Designers do not need to choose between ISO 16112/JV/300 and ISO16112/JV/350. They simply select Graphyte 350. Tensile strength testing of Graphyte 350 during the machining study revealed the following mechanical properties; tensile strength > 350MPa, 0.2% proof strength 300MPa, elongation 3.8%. The graphite morphology investigation showed 85% CGI and 15% nodularity. The microstructure contained 20% pearlite. No primary carbides have been detected in the microstructure.
Graphyte Flow into the future
The engine producing industry today especially the automotive industry is strongly driven by optimising costs of different components and systems in an engine. It is of a great importance for all the responsible suppliers, developers, designers and end users to engage in cost management activities.
So far the CGI has been used when replacing grey iron in different applications. The driver for such a material change is the performance requirements on the component. Inevitably, it leads to an overall manufacturing cost increase due to the material cost, process cost and of course, machining cost. It is often forgotten that CGI should be used to replace nodular iron in some components. Designers usually prescribe nodular iron for applications even in components there the usage of the CGI would be a preferable choice. This nodular iron-CGI replacement is potentially a great cost saver. It is seldom pointed out that machining of the CGI is actually somewhat easier than the machining of the nodular iron of comparable grades.

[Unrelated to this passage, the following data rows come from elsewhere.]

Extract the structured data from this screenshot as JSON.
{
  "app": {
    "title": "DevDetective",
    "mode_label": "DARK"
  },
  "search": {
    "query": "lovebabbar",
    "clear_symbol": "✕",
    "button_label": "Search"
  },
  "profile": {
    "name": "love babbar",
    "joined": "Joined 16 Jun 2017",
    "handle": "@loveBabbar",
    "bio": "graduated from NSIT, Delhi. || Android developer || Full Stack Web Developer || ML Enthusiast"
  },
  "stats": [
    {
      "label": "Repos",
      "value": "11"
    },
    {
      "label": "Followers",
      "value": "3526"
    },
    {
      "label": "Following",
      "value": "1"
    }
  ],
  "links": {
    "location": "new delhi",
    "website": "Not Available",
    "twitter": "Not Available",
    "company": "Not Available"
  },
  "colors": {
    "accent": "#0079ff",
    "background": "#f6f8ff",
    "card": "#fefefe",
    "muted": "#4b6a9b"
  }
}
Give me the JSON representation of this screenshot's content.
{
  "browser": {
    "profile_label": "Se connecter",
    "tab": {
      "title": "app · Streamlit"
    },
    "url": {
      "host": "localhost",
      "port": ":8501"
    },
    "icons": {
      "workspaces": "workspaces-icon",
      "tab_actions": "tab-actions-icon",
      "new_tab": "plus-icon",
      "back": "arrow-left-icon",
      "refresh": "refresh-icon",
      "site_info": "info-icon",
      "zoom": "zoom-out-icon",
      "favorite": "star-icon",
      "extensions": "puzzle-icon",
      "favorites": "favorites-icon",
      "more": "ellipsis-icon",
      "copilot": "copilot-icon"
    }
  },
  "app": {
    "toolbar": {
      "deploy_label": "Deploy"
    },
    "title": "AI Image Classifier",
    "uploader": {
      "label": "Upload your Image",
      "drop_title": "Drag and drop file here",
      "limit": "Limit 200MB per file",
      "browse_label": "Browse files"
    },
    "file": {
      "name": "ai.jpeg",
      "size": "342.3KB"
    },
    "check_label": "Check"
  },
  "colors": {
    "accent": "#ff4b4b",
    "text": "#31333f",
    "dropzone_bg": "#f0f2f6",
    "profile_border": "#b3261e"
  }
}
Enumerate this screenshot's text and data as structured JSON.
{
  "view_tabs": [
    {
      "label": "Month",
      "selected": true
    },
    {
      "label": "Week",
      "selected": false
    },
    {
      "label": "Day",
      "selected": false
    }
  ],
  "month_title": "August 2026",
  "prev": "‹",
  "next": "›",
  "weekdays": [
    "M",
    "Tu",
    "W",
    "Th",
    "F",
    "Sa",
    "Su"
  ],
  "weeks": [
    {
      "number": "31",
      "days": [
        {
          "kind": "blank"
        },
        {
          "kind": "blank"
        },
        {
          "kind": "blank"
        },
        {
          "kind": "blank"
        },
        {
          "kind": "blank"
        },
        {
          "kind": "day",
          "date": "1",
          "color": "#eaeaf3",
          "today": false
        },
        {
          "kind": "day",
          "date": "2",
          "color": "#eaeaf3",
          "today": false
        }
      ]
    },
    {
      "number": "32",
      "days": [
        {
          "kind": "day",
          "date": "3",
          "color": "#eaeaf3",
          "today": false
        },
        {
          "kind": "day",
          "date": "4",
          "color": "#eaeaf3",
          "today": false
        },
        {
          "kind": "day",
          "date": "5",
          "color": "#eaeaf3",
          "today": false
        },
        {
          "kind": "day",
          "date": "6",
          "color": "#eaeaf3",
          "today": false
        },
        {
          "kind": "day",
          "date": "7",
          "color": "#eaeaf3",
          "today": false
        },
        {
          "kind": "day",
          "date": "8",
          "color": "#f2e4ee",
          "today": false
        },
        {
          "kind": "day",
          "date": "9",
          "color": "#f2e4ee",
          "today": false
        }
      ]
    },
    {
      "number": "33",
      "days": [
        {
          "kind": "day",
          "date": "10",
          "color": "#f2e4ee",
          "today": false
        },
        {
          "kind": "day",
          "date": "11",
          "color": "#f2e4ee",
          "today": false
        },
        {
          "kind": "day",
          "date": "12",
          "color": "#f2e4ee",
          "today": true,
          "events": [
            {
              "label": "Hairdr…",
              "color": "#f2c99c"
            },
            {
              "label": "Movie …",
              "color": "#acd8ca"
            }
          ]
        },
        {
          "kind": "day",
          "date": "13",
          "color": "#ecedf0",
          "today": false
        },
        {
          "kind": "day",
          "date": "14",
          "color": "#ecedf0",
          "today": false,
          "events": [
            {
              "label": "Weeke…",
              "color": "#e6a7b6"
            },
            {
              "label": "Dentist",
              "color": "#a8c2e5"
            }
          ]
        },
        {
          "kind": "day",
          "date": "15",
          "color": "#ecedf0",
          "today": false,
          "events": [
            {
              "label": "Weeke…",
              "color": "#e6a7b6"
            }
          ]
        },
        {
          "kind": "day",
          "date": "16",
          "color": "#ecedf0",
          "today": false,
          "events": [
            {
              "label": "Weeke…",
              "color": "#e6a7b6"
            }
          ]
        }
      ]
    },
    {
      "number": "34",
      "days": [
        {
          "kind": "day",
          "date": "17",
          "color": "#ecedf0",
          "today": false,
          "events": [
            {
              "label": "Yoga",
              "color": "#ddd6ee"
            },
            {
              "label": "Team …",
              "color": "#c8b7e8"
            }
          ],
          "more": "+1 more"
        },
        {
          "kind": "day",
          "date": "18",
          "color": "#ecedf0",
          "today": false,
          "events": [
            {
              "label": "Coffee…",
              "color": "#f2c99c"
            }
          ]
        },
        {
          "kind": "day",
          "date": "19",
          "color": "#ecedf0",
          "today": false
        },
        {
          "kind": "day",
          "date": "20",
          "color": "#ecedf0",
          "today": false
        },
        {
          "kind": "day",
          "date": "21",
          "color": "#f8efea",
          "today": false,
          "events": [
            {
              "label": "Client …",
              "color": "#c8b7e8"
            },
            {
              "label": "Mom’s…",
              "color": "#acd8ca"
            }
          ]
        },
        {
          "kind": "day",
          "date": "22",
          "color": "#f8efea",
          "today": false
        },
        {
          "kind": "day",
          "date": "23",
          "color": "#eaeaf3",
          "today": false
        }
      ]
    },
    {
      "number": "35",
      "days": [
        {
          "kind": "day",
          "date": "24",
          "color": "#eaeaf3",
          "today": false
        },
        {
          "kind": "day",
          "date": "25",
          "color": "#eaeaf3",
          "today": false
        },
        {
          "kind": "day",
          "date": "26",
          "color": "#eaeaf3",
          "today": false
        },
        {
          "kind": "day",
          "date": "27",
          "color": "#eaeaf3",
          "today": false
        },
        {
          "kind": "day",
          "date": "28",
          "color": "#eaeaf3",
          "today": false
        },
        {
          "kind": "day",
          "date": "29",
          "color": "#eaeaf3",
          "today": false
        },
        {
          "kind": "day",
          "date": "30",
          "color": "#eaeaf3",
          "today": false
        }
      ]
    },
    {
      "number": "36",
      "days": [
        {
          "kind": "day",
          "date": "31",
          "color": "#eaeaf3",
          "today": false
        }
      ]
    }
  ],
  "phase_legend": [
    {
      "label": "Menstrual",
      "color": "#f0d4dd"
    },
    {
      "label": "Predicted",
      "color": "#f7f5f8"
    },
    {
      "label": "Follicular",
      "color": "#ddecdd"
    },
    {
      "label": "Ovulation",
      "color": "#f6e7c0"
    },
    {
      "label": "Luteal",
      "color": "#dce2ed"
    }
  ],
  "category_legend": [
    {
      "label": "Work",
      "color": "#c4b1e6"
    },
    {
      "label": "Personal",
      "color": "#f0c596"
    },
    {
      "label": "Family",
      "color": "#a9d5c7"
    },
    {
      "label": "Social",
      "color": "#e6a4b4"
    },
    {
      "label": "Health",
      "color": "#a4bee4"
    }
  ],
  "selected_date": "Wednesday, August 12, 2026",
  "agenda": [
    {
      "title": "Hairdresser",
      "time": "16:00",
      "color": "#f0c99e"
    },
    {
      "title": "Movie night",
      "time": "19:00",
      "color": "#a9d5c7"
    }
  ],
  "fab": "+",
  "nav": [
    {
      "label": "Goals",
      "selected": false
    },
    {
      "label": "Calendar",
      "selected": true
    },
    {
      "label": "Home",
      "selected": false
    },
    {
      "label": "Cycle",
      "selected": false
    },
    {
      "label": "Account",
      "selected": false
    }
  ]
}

Novacast possesses 25 years of experience of advanced solutions for the lean foundry metallurgical process control and of material selection. Graphyte Flow has proven having great capabilities in employing cost saving activities. As an example of a project to replace nodular iron by Graphyte 350 in an engine component is the application of Graphyte Flow for mass production of bedplates in horizontally split molds. $120 per ton of good castings was saved.
In conclusion, the third generation CGI process Graphyte Flow features fewer variables, lower direct costs, reduced environmental impact, and improved material properties compared to the earlier generations. Graphyte Flow is a reliable mass production process suitable for casting a large diversity of components.
Contact the author:
Dr. Peter Vomacka at Novacast Foundry Solutions
+46 457 386 300